[[ Extracted data, beginning ]]

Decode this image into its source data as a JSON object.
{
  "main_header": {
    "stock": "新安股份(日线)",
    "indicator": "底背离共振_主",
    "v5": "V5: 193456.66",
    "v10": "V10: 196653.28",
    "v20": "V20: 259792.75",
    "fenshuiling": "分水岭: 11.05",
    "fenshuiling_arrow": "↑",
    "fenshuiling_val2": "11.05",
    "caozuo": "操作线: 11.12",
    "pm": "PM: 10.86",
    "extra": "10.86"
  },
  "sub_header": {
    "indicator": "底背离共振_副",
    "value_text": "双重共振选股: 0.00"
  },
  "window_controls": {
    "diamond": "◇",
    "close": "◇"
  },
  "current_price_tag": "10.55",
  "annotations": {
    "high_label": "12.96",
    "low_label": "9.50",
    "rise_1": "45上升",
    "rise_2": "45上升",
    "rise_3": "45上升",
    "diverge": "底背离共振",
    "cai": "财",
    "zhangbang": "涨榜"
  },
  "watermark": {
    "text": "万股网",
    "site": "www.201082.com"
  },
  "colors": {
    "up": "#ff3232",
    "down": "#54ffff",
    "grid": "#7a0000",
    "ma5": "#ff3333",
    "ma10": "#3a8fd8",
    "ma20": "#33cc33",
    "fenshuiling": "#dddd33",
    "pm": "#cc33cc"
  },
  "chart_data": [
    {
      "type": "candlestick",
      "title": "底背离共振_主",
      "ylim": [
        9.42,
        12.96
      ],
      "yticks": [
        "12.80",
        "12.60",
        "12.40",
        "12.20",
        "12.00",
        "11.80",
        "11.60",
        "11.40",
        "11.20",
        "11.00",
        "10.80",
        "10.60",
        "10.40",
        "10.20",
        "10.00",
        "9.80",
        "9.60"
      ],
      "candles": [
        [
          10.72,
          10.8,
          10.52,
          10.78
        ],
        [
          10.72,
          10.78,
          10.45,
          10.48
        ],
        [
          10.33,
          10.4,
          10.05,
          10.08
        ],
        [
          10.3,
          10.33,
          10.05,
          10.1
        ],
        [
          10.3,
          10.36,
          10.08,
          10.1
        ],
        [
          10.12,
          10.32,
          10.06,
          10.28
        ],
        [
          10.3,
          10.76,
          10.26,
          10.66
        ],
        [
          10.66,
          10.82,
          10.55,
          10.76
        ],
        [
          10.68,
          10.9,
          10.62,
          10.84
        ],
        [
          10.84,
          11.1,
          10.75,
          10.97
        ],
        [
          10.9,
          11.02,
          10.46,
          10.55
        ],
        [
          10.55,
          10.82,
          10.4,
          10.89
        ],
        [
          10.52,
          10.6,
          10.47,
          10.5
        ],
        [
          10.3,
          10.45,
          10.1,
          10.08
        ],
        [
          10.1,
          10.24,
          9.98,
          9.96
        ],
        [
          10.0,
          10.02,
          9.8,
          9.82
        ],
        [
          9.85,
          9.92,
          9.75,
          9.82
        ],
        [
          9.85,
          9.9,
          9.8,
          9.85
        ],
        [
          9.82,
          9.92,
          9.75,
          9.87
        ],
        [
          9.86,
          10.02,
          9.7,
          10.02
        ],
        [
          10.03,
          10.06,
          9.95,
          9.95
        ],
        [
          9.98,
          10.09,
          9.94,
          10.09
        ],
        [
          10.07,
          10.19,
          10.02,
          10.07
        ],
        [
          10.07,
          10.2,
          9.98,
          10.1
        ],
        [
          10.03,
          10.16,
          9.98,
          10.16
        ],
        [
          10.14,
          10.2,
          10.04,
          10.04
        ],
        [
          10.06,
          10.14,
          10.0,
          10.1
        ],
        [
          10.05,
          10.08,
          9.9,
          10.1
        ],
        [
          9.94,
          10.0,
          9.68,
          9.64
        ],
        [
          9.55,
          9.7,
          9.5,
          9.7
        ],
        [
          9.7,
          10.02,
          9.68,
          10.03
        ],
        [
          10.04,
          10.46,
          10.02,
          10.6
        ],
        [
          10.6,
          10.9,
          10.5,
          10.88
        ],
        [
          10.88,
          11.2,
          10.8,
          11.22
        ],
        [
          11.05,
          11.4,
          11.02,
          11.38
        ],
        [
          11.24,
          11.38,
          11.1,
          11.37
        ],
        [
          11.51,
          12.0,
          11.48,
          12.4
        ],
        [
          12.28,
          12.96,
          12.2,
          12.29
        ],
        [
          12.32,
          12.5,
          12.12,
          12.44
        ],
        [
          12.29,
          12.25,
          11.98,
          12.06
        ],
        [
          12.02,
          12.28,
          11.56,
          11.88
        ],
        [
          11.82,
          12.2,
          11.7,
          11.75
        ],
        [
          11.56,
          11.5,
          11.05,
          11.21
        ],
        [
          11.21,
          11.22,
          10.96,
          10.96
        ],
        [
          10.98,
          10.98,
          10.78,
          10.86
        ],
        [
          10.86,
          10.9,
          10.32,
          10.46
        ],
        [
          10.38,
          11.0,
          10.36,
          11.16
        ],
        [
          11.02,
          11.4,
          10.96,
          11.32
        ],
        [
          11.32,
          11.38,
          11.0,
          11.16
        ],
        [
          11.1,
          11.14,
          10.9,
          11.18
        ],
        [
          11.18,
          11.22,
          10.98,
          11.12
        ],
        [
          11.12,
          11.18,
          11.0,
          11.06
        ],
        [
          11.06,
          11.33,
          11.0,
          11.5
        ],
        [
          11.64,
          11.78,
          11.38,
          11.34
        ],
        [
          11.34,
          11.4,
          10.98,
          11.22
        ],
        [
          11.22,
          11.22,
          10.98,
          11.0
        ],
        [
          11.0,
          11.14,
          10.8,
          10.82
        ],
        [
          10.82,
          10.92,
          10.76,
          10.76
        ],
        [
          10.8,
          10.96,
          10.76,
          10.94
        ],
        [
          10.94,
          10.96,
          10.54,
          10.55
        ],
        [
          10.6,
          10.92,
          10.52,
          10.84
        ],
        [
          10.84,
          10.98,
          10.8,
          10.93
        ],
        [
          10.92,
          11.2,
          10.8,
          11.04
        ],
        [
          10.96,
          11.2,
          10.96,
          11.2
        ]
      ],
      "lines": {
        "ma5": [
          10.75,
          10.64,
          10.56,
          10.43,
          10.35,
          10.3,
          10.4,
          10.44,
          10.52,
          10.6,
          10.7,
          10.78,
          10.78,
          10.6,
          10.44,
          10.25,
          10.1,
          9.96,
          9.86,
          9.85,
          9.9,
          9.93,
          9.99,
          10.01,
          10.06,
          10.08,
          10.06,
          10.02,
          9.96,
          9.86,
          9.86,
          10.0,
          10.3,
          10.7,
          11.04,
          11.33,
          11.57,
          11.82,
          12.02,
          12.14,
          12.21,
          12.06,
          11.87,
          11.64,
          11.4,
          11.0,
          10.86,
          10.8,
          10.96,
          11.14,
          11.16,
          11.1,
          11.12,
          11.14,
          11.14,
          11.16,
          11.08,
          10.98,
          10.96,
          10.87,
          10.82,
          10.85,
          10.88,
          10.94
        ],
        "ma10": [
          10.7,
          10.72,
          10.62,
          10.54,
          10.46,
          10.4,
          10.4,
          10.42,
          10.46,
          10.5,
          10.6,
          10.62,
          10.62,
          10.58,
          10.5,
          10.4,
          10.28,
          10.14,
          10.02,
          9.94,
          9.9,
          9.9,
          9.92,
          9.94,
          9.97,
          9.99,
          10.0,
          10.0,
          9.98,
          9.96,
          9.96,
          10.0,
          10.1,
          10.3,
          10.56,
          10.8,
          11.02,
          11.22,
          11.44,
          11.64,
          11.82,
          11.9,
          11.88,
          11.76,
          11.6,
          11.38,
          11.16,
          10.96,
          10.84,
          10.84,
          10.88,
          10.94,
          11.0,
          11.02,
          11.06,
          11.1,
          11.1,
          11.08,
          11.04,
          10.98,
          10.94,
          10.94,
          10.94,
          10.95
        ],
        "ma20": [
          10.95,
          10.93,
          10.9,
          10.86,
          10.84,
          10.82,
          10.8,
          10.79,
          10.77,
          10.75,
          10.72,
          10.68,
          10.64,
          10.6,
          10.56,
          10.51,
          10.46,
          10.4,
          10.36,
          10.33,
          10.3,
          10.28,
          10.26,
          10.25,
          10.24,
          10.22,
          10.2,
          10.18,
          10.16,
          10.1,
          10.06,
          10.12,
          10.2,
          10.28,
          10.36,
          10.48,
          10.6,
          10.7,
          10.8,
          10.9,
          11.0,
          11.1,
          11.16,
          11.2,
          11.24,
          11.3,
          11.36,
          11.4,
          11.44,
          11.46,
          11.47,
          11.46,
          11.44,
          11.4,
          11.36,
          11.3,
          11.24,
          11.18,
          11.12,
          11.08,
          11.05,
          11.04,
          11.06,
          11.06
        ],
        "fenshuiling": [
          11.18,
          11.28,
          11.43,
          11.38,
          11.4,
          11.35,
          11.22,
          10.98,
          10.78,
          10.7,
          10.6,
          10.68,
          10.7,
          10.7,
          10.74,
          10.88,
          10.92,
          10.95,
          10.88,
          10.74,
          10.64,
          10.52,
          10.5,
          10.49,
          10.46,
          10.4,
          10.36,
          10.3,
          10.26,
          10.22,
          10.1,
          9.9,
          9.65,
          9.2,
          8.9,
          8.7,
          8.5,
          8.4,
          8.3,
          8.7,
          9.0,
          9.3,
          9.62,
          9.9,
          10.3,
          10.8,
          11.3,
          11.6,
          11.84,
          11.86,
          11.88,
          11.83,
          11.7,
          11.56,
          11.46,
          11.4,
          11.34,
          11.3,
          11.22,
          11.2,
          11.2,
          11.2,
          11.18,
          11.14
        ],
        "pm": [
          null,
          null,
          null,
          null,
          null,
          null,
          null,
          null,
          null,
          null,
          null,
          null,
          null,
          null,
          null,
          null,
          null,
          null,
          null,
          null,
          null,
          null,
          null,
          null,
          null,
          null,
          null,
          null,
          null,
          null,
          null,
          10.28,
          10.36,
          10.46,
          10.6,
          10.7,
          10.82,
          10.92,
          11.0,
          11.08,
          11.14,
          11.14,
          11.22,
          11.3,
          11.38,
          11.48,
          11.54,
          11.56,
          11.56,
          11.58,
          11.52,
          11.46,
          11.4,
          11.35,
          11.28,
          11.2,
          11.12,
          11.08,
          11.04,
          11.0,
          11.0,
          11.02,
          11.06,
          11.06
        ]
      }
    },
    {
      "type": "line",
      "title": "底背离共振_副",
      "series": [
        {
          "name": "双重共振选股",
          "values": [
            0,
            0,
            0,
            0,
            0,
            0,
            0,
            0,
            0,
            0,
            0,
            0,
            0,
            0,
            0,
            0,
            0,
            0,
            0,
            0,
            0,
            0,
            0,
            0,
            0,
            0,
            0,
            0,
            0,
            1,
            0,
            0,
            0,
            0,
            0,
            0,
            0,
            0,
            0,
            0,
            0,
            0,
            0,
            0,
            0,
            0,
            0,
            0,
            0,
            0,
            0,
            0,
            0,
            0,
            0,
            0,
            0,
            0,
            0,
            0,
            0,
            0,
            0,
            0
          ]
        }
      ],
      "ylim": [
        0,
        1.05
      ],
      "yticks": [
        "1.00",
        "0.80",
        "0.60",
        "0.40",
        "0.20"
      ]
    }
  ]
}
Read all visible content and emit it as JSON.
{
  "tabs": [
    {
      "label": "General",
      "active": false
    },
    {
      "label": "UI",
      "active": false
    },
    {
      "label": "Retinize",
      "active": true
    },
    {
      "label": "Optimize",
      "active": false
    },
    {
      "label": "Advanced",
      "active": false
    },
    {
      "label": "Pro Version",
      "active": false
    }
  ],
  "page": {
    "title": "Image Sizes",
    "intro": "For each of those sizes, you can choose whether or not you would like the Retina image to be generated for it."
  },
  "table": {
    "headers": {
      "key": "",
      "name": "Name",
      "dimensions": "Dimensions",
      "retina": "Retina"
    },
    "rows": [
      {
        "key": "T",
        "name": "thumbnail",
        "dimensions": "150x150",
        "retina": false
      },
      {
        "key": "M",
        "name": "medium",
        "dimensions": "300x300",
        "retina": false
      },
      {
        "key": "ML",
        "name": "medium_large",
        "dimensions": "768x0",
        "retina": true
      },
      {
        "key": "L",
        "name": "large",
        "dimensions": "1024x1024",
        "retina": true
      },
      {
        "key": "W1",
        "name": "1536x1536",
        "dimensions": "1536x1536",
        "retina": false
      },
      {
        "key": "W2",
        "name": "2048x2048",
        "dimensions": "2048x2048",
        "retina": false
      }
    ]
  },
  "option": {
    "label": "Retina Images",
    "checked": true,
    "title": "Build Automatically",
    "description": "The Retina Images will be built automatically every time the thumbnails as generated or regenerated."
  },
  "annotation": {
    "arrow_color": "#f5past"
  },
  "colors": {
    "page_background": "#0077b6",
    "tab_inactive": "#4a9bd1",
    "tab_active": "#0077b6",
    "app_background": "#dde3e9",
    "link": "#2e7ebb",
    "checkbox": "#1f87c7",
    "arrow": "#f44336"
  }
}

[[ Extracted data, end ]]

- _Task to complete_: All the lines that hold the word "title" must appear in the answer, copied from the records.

- _Solution below_:
      "title": "底背离共振_主",
      "title": "底背离共振_副",
    "title": "Image Sizes",
    "title": "Build Automatically",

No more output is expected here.